Wednesday, July 7, 2010

Woman vs. Machine pt. 2

I have been thinking a lot about having an older bike recently. Probably watching Ken tweak the Panhead has made me reflect on all there is to learn. An old bike has its quirks, jerks and character....much like me. An old bike means I have to learn the machine, rather than just ride it. An old bike means I need to listen and react and also to understand how everything works together. I have no desire to have that perfect machine until I have mastered this one. It would be so easy to have something that was reliable. Instant gratification - always. Instead, I have to coax, coddle and understand how it operates in order to keep both it and myself riding and safe.

Woman vs. Machine

Let me just tell you now - I knew something was off when I was riding. I couldn't quite identify what the trouble was - but the bike felt a little different. Almost like a carb problem - however, I recently discovered carbs get blamed for a lot of other things. It makes you look like you know what you are doing. I don't. When the bike was put in its place he asked if I noticed the chain was loose. "Well, yes" I say..."I knew something was not right," smiling at myself. Now, how exactly do I identify this loose chain when I am riding - except to say it was like it missed a beat ever so slightly. I need to learn the hums, tics, beats, ebb and flow of this machine.

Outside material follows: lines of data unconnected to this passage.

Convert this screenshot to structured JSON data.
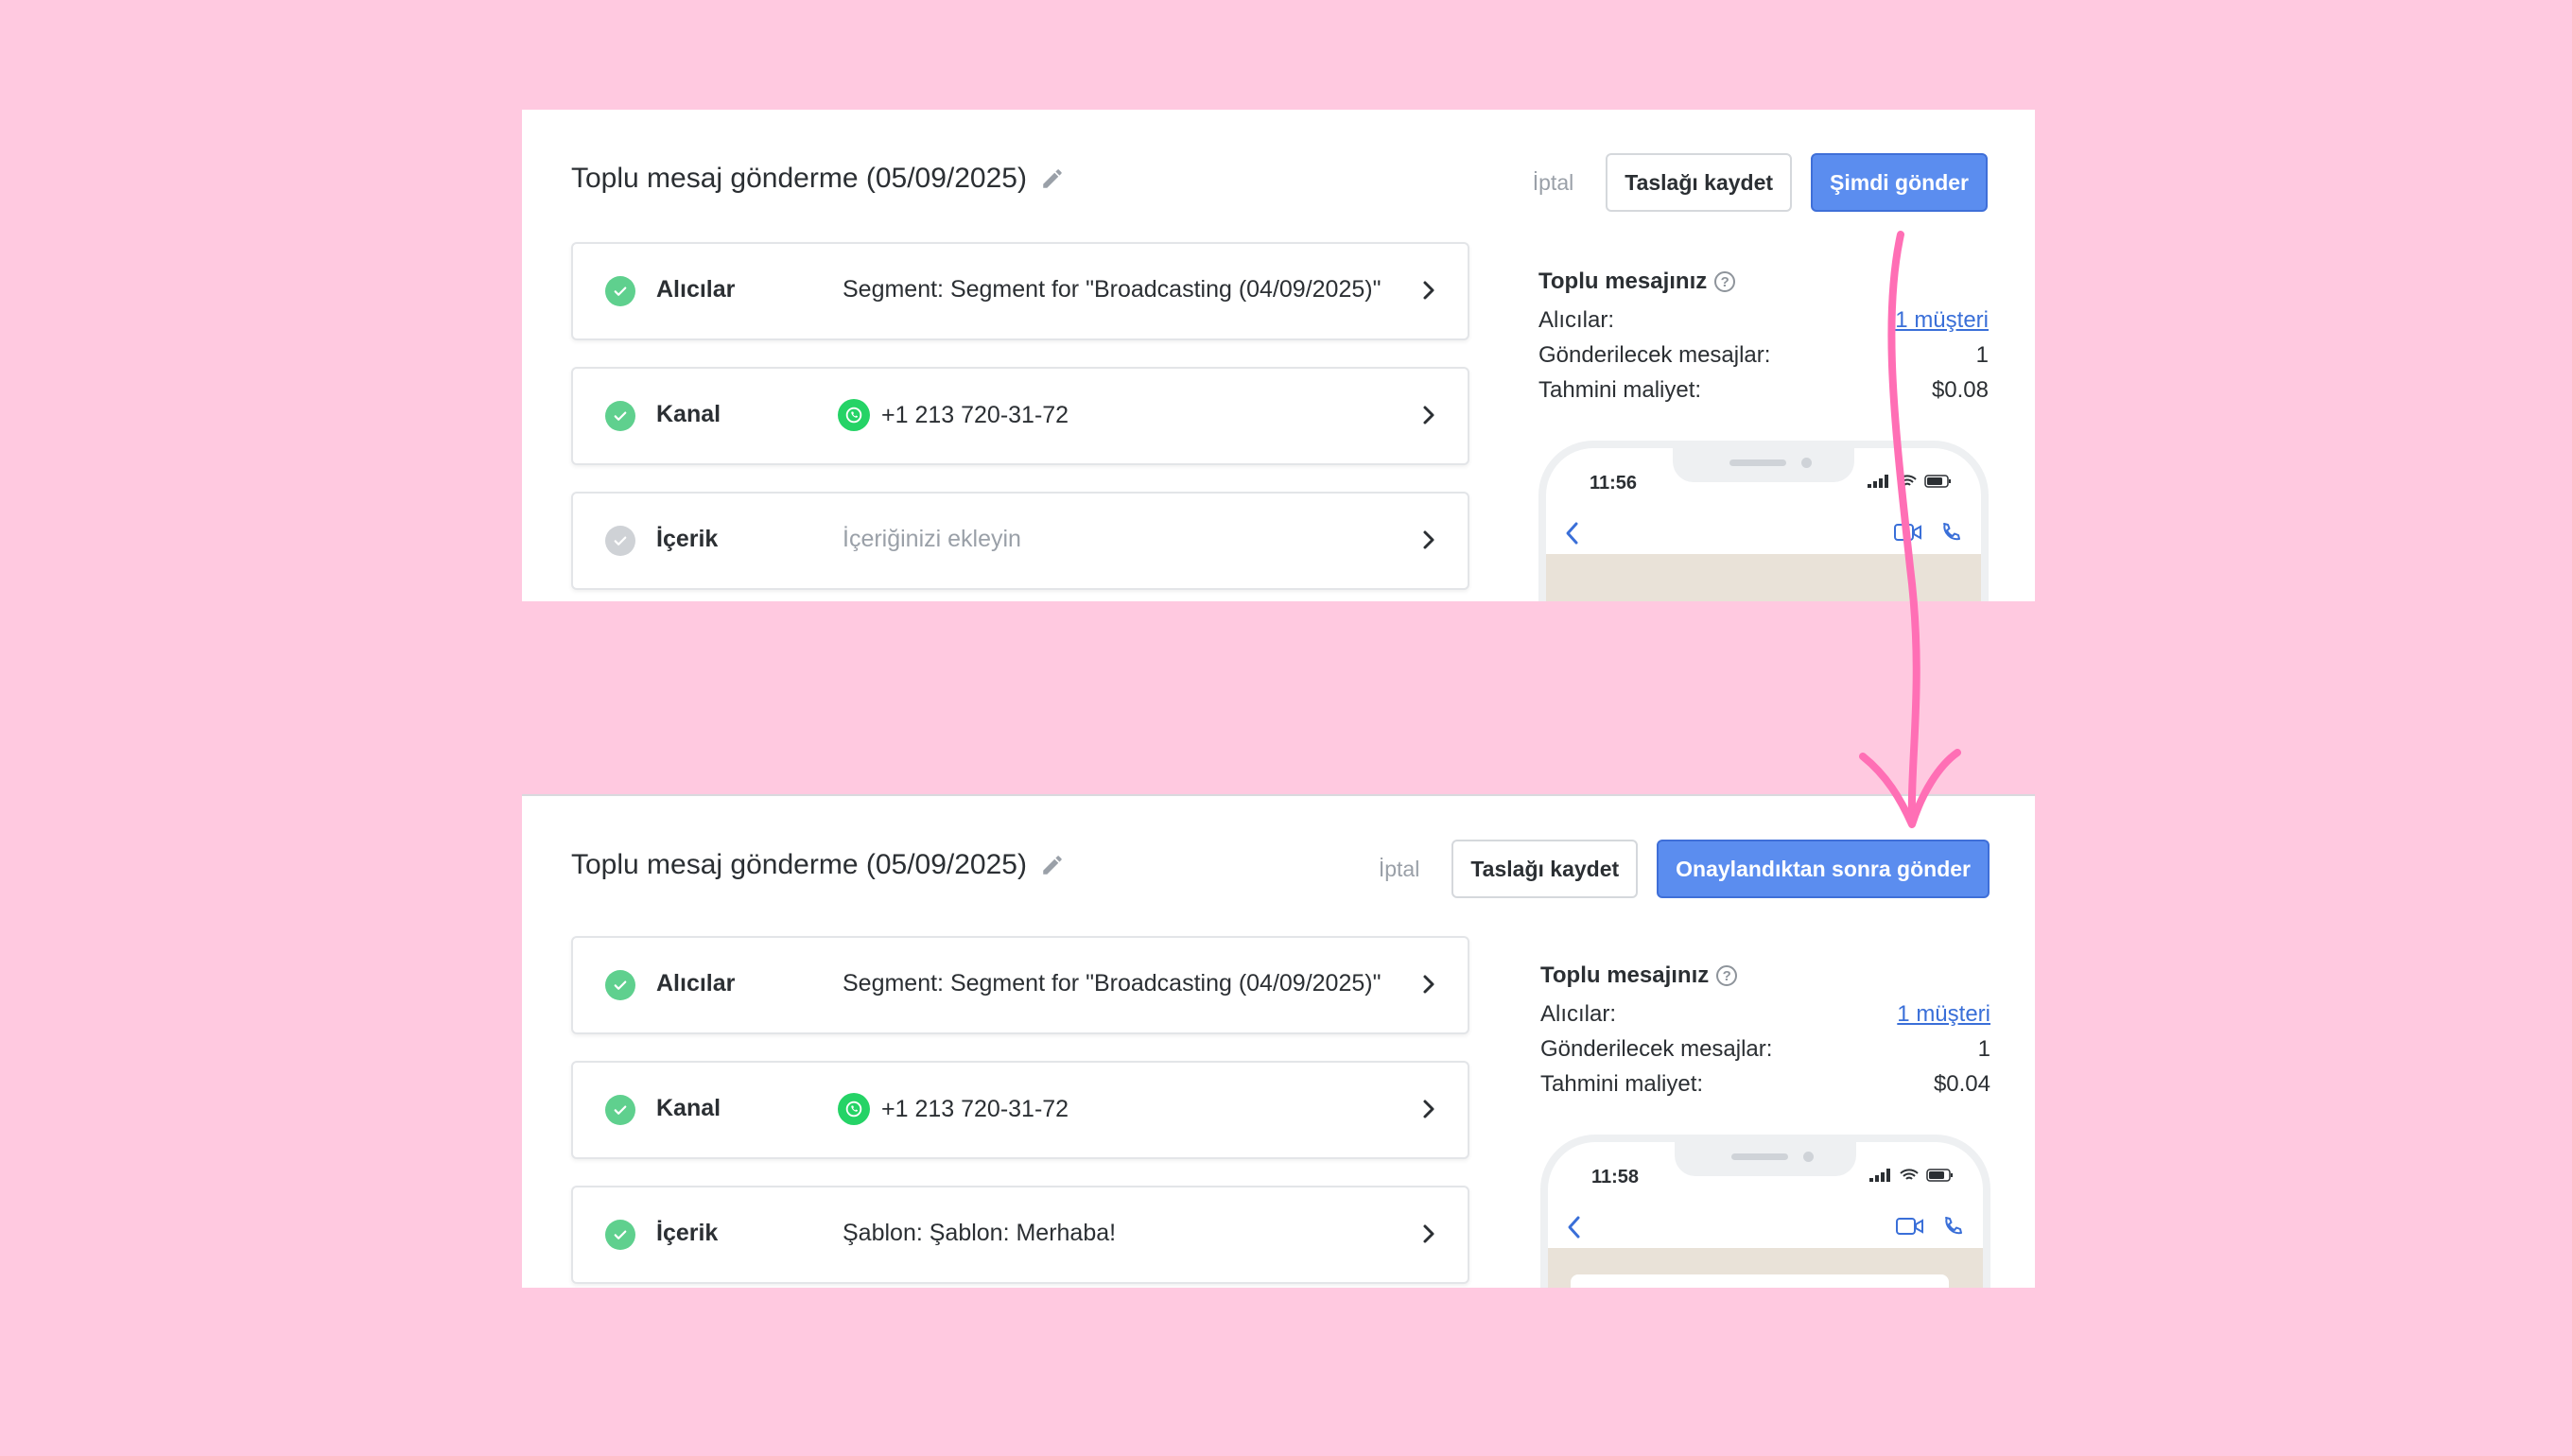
{
  "before": {
    "title": "Toplu mesaj gönderme (05/09/2025)",
    "actions": {
      "cancel": "İptal",
      "draft": "Taslağı kaydet",
      "send": "Şimdi gönder"
    },
    "steps": [
      {
        "label": "Alıcılar",
        "value": "Segment: Segment for \"Broadcasting (04/09/2025)\"",
        "status": "done"
      },
      {
        "label": "Kanal",
        "value": "+1 213 720-31-72",
        "status": "done",
        "icon": "whatsapp-icon"
      },
      {
        "label": "İçerik",
        "value": "İçeriğinizi ekleyin",
        "status": "todo"
      }
    ],
    "summary": {
      "title": "Toplu mesajınız",
      "recipients_label": "Alıcılar:",
      "recipients_value": "1 müşteri",
      "messages_label": "Gönderilecek mesajlar:",
      "messages_value": "1",
      "cost_label": "Tahmini maliyet:",
      "cost_value": "$0.08"
    },
    "phone_time": "11:56"
  },
  "after": {
    "title": "Toplu mesaj gönderme (05/09/2025)",
    "actions": {
      "cancel": "İptal",
      "draft": "Taslağı kaydet",
      "send": "Onaylandıktan sonra gönder"
    },
    "steps": [
      {
        "label": "Alıcılar",
        "value": "Segment: Segment for \"Broadcasting (04/09/2025)\"",
        "status": "done"
      },
      {
        "label": "Kanal",
        "value": "+1 213 720-31-72",
        "status": "done",
        "icon": "whatsapp-icon"
      },
      {
        "label": "İçerik",
        "value": "Şablon: Şablon: Merhaba!",
        "status": "done"
      }
    ],
    "summary": {
      "title": "Toplu mesajınız",
      "recipients_label": "Alıcılar:",
      "recipients_value": "1 müşteri",
      "messages_label": "Gönderilecek mesajlar:",
      "messages_value": "1",
      "cost_label": "Tahmini maliyet:",
      "cost_value": "$0.04"
    },
    "phone_time": "11:58"
  },
  "colors": {
    "background": "#ffc9e0",
    "primary_button": "#5b8def",
    "check_done": "#5fd08e",
    "check_todo": "#cfd2d6",
    "arrow": "#ff6fb5",
    "link": "#3a6fd8"
  }
}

There is much to learn with an old bike. I know what breaking a throttle cable feels like. I have had to switch to reserve when I ran out of gas and I know what leaving the choke on does. I can now add that a loose chain feels like your pants are riding a little lower than you want them to. They won't fall off, but they are a little uncomfortable. I now have a speedometer that works - in MPH....thank goodness I learned them both - and I have a horn, which my riding instructor told me never to leave the driveway without. I did, and much to my chagrin I remembered this when the tow truck almost wiped me out. Woman versus machine. I think I might win this one if I pay really close attention.